• Dataset entries:
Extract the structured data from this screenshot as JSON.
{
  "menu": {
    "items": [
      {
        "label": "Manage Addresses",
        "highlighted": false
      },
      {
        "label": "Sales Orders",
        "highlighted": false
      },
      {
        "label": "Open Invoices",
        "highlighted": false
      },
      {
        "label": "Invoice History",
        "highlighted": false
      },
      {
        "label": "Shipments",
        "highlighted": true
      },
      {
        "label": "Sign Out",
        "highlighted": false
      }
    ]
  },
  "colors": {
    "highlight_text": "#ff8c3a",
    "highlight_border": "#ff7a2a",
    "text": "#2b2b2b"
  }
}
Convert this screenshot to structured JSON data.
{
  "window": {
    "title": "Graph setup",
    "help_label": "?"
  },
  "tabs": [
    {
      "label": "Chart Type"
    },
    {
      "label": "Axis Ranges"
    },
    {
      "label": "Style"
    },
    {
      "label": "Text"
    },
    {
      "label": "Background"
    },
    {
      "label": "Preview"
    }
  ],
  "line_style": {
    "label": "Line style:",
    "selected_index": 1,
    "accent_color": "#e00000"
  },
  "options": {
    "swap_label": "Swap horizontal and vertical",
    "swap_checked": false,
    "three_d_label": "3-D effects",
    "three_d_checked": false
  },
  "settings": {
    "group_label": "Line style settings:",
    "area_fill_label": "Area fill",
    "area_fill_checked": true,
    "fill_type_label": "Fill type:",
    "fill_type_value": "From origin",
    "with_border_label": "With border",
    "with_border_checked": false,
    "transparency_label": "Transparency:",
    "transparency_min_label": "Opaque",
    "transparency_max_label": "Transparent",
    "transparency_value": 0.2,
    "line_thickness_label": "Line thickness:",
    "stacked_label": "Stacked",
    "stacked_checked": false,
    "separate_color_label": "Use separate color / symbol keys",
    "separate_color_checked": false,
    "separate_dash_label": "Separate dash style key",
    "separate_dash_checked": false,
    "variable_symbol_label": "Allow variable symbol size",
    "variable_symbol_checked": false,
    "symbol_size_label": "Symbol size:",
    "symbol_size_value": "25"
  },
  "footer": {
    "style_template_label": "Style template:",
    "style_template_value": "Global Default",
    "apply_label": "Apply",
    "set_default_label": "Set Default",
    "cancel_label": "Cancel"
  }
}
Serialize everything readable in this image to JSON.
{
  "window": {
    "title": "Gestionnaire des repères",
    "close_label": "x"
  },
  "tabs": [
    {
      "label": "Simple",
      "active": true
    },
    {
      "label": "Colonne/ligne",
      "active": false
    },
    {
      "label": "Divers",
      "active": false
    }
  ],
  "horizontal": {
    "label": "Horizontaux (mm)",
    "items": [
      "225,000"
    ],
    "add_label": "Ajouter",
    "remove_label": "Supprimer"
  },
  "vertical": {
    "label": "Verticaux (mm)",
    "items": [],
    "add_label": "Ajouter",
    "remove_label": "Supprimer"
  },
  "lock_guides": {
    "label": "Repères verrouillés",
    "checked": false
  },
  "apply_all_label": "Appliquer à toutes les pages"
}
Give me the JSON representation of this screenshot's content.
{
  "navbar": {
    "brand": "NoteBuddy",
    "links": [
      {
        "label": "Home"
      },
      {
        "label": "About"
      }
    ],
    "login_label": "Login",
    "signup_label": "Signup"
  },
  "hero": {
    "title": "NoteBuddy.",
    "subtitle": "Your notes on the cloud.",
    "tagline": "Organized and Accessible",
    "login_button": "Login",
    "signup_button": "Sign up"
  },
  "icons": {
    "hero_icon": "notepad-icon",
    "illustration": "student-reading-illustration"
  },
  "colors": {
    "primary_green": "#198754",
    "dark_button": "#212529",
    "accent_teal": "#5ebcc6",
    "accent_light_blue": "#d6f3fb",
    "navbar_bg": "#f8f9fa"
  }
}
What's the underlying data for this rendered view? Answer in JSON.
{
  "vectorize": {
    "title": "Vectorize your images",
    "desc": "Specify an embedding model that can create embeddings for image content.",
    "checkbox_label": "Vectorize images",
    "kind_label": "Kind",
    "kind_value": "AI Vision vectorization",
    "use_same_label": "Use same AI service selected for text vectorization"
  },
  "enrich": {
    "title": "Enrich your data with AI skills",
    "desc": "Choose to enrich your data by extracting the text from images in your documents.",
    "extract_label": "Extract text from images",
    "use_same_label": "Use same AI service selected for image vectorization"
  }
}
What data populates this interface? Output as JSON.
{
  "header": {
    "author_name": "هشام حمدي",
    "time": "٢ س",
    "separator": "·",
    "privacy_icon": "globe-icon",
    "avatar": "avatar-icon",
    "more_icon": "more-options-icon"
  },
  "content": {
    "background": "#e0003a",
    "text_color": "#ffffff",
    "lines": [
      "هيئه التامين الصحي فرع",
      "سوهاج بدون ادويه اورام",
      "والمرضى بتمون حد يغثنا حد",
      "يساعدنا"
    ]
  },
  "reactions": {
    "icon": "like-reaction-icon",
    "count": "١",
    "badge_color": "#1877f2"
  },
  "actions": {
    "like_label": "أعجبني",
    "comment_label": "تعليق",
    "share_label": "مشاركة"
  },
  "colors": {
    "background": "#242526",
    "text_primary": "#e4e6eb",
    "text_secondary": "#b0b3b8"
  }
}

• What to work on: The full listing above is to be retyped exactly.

• Task output:
Extract the structured data from this screenshot as JSON.
{
  "menu": {
    "items": [
      {
        "label": "Manage Addresses",
        "highlighted": false
      },
      {
        "label": "Sales Orders",
        "highlighted": false
      },
      {
        "label": "Open Invoices",
        "highlighted": false
      },
      {
        "label": "Invoice History",
        "highlighted": false
      },
      {
        "label": "Shipments",
        "highlighted": true
      },
      {
        "label": "Sign Out",
        "highlighted": false
      }
    ]
  },
  "colors": {
    "highlight_text": "#ff8c3a",
    "highlight_border": "#ff7a2a",
    "text": "#2b2b2b"
  }
}
Convert this screenshot to structured JSON data.
{
  "window": {
    "title": "Graph setup",
    "help_label": "?"
  },
  "tabs": [
    {
      "label": "Chart Type"
    },
    {
      "label": "Axis Ranges"
    },
    {
      "label": "Style"
    },
    {
      "label": "Text"
    },
    {
      "label": "Background"
    },
    {
      "label": "Preview"
    }
  ],
  "line_style": {
    "label": "Line style:",
    "selected_index": 1,
    "accent_color": "#e00000"
  },
  "options": {
    "swap_label": "Swap horizontal and vertical",
    "swap_checked": false,
    "three_d_label": "3-D effects",
    "three_d_checked": false
  },
  "settings": {
    "group_label": "Line style settings:",
    "area_fill_label": "Area fill",
    "area_fill_checked": true,
    "fill_type_label": "Fill type:",
    "fill_type_value": "From origin",
    "with_border_label": "With border",
    "with_border_checked": false,
    "transparency_label": "Transparency:",
    "transparency_min_label": "Opaque",
    "transparency_max_label": "Transparent",
    "transparency_value": 0.2,
    "line_thickness_label": "Line thickness:",
    "stacked_label": "Stacked",
    "stacked_checked": false,
    "separate_color_label": "Use separate color / symbol keys",
    "separate_color_checked": false,
    "separate_dash_label": "Separate dash style key",
    "separate_dash_checked": false,
    "variable_symbol_label": "Allow variable symbol size",
    "variable_symbol_checked": false,
    "symbol_size_label": "Symbol size:",
    "symbol_size_value": "25"
  },
  "footer": {
    "style_template_label": "Style template:",
    "style_template_value": "Global Default",
    "apply_label": "Apply",
    "set_default_label": "Set Default",
    "cancel_label": "Cancel"
  }
}
Serialize everything readable in this image to JSON.
{
  "window": {
    "title": "Gestionnaire des repères",
    "close_label": "x"
  },
  "tabs": [
    {
      "label": "Simple",
      "active": true
    },
    {
      "label": "Colonne/ligne",
      "active": false
    },
    {
      "label": "Divers",
      "active": false
    }
  ],
  "horizontal": {
    "label": "Horizontaux (mm)",
    "items": [
      "225,000"
    ],
    "add_label": "Ajouter",
    "remove_label": "Supprimer"
  },
  "vertical": {
    "label": "Verticaux (mm)",
    "items": [],
    "add_label": "Ajouter",
    "remove_label": "Supprimer"
  },
  "lock_guides": {
    "label": "Repères verrouillés",
    "checked": false
  },
  "apply_all_label": "Appliquer à toutes les pages"
}
Give me the JSON representation of this screenshot's content.
{
  "navbar": {
    "brand": "NoteBuddy",
    "links": [
      {
        "label": "Home"
      },
      {
        "label": "About"
      }
    ],
    "login_label": "Login",
    "signup_label": "Signup"
  },
  "hero": {
    "title": "NoteBuddy.",
    "subtitle": "Your notes on the cloud.",
    "tagline": "Organized and Accessible",
    "login_button": "Login",
    "signup_button": "Sign up"
  },
  "icons": {
    "hero_icon": "notepad-icon",
    "illustration": "student-reading-illustration"
  },
  "colors": {
    "primary_green": "#198754",
    "dark_button": "#212529",
    "accent_teal": "#5ebcc6",
    "accent_light_blue": "#d6f3fb",
    "navbar_bg": "#f8f9fa"
  }
}
What's the underlying data for this rendered view? Answer in JSON.
{
  "vectorize": {
    "title": "Vectorize your images",
    "desc": "Specify an embedding model that can create embeddings for image content.",
    "checkbox_label": "Vectorize images",
    "kind_label": "Kind",
    "kind_value": "AI Vision vectorization",
    "use_same_label": "Use same AI service selected for text vectorization"
  },
  "enrich": {
    "title": "Enrich your data with AI skills",
    "desc": "Choose to enrich your data by extracting the text from images in your documents.",
    "extract_label": "Extract text from images",
    "use_same_label": "Use same AI service selected for image vectorization"
  }
}
What data populates this interface? Output as JSON.
{
  "header": {
    "author_name": "هشام حمدي",
    "time": "٢ س",
    "separator": "·",
    "privacy_icon": "globe-icon",
    "avatar": "avatar-icon",
    "more_icon": "more-options-icon"
  },
  "content": {
    "background": "#e0003a",
    "text_color": "#ffffff",
    "lines": [
      "هيئه التامين الصحي فرع",
      "سوهاج بدون ادويه اورام",
      "والمرضى بتمون حد يغثنا حد",
      "يساعدنا"
    ]
  },
  "reactions": {
    "icon": "like-reaction-icon",
    "count": "١",
    "badge_color": "#1877f2"
  },
  "actions": {
    "like_label": "أعجبني",
    "comment_label": "تعليق",
    "share_label": "مشاركة"
  },
  "colors": {
    "background": "#242526",
    "text_primary": "#e4e6eb",
    "text_secondary": "#b0b3b8"
  }
}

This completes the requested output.